Women working for Lewisham Council are defying the wage gap and are being paid nearly 11% more than men, according to the authority’s statement on equal pay.
The Pay Policy Statement outlines the Councils view that every employee should be paid on an equal and fair basis. The statement is required to be published under the 2017 Gender Pay Gap Reporting legislation.
Average hourly rates for employees were found to be 10.9% higher and the boundary between the top paid and lowest paid jobs had increased by 15.8% for women.
Although a majority proportion of lower level jobs are occupied by men, 68% of both middle and upper tier roles at the council are occupied by women. This does not include chief officer positions.

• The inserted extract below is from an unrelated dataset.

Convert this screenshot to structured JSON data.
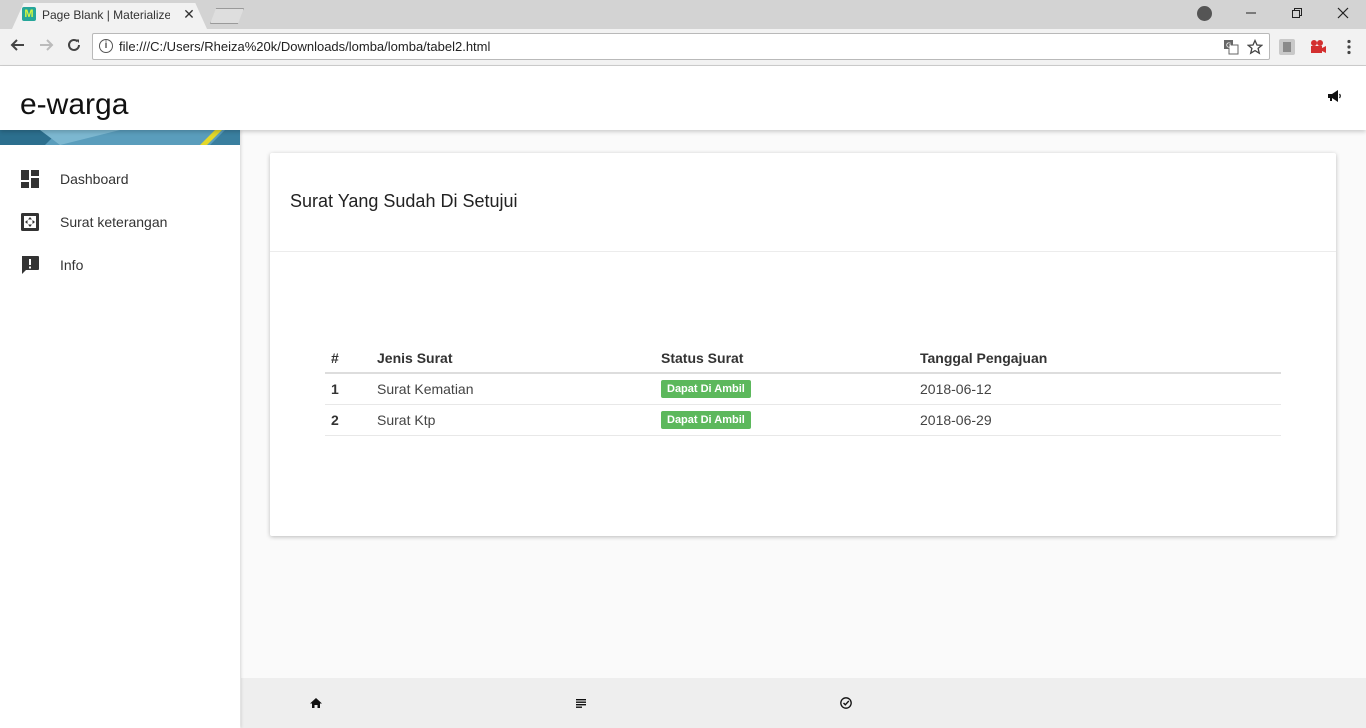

The report from the council said: “The Council seeks to be a fair and good employer of choice and in doing so deliver effective services in the borough.”
“Whatever their role, the Council seeks to ensure that every member of staff is valued and remunerated on a fair and just basis – taking into account the burden of personal responsibility their job requires.”
Lewisham Council’s pay policy breaks the trend laid out in the Office for National Statistics (ONS) annual earnings survey which was released in October 2017. The ONS stated that nationally men receive 9.1% more than women, this is a down from 17.4% when the survey began in 1997.
Roger Smith, of the ONS Earnings Branch, said: “The gender pay gap fell to 9.1% among full-timers, the lowest since the present survey began.”
With a majority of females securing positions in the upper and middle tier sectors, the Council are supporting women in higher paid roles, research from the Living Wage Foundation shows that “nearly a 1/3 of all women working in the UK don’t earn a wage they can live on.”